During a career spanning more than six decades, Cicely Tyson brought to life iconic roles in theater, film, and television, offering us stories that define Black life.
When Tyson was awarded the 2016 Presidential Medal of Freedom, President Barack Obama stated, “In her long and extraordinary career, Cicely Tyson has not only succeeded as an actor, she has shaped the course of history.”
About the book, Tyson shared, “Just As I Am is my truth. It is me, plain and unvarnished, with the glitter and garland set aside. In these pages, I am indeed Cicely, the actress who has been blessed to grace the stage and screen for six decades. Yet I am also the church girl who once rarely spoke a word. I am the teenager who sought solace in the verses of the old hymn for which this book is named. I am a daughter and mother, a sister, and a friend. I am an observer of human nature and the dreamer of audacious dreams. I am a woman who has hurt as immeasurably as I have loved, a child of God divinely guided by His hand. And here in my ninth decade, I am a woman who, at long last, has something meaningful to say.”
From her starring role on Broadway in The Blacks (1961), to the Emmy-nominated 1999 HBO film A Lesson Before Dying, Tyson’s work has garnered critical and commercial applause for more than sixty years. Her two Emmys for The Autobiography of Miss Jane Pittman made her the first African American woman to win an Emmy for Best Actress. In 2013, Tyson won the Tony Award for Best Actress in a Play for her performance as Miss Carrie Watts in The Trip to Bountiful. A capstone achievement came in 2018, when she became the first Black woman to receive an honorary Oscar. The Board of Governors voted unanimously to honor her with the award, which came 45 years after her Academy Award nominated performance in Sounder.

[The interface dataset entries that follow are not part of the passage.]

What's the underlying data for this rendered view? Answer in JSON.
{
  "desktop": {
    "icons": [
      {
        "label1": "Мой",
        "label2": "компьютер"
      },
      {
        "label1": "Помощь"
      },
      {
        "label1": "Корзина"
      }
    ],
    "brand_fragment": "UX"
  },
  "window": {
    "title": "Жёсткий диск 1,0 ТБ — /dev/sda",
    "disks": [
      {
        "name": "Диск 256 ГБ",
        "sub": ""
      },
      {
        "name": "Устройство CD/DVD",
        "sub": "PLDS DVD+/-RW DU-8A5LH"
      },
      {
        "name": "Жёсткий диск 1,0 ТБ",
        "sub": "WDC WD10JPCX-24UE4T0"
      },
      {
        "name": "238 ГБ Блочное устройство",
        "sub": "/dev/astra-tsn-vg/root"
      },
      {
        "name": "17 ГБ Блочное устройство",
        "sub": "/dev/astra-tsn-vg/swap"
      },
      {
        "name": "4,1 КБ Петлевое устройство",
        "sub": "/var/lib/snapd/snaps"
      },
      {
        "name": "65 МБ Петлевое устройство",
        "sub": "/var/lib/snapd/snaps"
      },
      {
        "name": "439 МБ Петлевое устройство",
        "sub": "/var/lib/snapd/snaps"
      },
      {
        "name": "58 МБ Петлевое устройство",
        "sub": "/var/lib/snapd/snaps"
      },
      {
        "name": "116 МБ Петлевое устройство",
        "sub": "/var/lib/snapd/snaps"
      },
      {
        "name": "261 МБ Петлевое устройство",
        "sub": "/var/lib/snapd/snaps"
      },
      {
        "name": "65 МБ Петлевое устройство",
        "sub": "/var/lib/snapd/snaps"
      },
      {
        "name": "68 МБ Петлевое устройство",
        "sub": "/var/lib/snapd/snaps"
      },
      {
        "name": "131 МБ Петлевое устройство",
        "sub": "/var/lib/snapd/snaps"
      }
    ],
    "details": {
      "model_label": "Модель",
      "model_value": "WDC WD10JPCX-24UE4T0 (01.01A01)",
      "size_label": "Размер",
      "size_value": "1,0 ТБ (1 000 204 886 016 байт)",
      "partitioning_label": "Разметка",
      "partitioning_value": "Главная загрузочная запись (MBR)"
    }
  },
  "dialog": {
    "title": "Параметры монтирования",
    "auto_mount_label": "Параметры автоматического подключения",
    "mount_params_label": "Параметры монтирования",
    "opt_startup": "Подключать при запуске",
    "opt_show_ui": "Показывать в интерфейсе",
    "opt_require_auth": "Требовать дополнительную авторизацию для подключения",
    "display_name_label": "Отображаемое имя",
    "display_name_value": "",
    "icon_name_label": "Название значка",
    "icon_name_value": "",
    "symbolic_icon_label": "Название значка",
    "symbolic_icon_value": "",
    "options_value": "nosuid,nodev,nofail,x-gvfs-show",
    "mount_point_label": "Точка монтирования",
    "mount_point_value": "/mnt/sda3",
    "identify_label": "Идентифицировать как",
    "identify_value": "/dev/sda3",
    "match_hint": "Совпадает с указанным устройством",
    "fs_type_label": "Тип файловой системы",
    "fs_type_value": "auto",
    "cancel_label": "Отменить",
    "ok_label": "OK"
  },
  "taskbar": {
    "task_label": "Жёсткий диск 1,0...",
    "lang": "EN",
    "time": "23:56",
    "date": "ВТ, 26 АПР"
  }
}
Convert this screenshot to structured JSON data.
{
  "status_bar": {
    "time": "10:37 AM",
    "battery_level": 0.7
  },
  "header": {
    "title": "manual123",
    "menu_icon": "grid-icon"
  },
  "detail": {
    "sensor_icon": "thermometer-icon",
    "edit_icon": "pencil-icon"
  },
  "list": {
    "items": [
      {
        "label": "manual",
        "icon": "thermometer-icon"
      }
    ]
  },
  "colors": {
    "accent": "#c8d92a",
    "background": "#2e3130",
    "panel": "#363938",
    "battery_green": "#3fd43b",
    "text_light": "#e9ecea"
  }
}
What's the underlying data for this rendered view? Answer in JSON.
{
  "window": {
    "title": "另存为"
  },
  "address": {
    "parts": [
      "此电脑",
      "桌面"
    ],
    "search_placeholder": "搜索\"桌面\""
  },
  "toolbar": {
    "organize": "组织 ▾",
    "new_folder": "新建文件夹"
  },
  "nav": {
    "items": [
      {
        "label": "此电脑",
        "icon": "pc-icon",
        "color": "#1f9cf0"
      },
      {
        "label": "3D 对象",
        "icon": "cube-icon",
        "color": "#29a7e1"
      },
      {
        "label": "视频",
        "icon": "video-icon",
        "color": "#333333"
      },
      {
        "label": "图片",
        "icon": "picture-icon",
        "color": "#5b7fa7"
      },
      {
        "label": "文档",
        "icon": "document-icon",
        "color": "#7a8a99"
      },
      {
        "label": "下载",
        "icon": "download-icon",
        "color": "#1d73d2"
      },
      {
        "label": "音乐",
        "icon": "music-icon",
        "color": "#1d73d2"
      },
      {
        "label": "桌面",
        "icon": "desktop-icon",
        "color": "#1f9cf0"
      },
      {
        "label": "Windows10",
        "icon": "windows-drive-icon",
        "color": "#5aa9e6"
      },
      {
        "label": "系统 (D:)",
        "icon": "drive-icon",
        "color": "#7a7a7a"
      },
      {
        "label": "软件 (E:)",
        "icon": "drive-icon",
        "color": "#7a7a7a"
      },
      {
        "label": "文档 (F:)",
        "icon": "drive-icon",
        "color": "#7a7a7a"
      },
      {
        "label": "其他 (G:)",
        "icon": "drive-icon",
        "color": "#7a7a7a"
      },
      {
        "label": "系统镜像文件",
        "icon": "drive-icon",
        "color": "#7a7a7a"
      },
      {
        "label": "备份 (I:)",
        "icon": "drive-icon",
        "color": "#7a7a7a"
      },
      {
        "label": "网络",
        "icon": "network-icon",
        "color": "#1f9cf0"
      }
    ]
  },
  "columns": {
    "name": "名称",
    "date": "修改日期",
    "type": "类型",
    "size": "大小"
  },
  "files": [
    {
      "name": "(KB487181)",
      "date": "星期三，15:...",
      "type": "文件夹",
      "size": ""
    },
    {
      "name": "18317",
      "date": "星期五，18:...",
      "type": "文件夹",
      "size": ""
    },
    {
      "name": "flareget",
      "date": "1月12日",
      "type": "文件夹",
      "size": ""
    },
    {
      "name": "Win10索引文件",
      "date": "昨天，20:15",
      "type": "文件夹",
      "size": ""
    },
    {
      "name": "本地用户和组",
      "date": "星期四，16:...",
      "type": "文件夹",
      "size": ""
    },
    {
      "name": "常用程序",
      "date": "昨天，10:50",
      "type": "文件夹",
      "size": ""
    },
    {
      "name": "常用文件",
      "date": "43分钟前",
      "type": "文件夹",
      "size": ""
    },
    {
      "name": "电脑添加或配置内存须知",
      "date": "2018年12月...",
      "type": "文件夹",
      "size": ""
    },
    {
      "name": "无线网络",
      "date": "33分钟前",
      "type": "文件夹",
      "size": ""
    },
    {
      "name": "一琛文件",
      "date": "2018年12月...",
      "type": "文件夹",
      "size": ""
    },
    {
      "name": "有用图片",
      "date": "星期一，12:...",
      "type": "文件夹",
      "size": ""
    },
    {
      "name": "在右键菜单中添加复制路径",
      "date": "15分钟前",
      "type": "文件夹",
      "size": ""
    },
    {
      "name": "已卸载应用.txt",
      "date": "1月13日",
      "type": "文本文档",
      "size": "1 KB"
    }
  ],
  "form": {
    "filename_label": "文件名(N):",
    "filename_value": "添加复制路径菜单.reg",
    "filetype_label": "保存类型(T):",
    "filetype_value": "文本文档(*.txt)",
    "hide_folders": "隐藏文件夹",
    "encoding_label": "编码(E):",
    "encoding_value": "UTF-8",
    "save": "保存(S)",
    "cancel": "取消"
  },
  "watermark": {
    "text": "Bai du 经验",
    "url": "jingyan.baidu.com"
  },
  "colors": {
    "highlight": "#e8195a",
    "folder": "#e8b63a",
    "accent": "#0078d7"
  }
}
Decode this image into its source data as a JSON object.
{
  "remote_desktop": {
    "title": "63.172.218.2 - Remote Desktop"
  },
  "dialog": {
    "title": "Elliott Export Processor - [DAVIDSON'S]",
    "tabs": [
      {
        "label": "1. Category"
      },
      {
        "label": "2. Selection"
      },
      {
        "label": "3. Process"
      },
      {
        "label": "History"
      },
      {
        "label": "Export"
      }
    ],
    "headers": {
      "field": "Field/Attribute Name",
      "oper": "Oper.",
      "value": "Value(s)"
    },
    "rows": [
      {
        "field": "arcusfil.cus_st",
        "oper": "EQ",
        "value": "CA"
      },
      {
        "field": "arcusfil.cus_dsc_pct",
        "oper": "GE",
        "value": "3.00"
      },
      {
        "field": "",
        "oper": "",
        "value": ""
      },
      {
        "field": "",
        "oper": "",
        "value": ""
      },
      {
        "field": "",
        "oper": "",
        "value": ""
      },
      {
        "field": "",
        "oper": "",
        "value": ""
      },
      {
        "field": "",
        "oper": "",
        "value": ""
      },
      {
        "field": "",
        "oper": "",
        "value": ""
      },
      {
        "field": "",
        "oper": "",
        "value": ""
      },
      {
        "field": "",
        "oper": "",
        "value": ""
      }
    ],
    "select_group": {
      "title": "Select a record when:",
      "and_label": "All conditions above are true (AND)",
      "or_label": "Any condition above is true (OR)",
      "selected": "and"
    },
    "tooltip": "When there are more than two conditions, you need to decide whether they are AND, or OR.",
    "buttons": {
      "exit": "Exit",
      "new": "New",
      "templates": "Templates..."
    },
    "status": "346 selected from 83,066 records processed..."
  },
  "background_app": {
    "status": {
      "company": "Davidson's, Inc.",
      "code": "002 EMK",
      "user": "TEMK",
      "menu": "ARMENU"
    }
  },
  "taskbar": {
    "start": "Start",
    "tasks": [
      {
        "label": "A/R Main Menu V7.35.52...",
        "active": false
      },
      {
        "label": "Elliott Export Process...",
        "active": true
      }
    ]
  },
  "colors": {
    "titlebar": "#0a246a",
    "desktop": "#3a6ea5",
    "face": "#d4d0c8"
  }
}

Viola Davis, Academy, Tony, and Emmy award-winning actress and producer, says, “This book is Ms. Tyson’s abundant treasure to each of us: her life, in her words, just as she is. She shares truths usually whispered between close friends in the dim light of a back bedroom, those candid declarations not often spoken aloud. And she tells her story the way only a black woman can: in all of its dazzling authenticity, heels off and voice undulating, shifting between anguish and exuberance. The art of acting is the art of exposing, an emotional unveiling before others. Ms. Tyson is as revelatory on these pages as she has been on the stage.”
Tyson, who passed on January 28, 2021 at the age of 96, was promoting the book during her final weeks.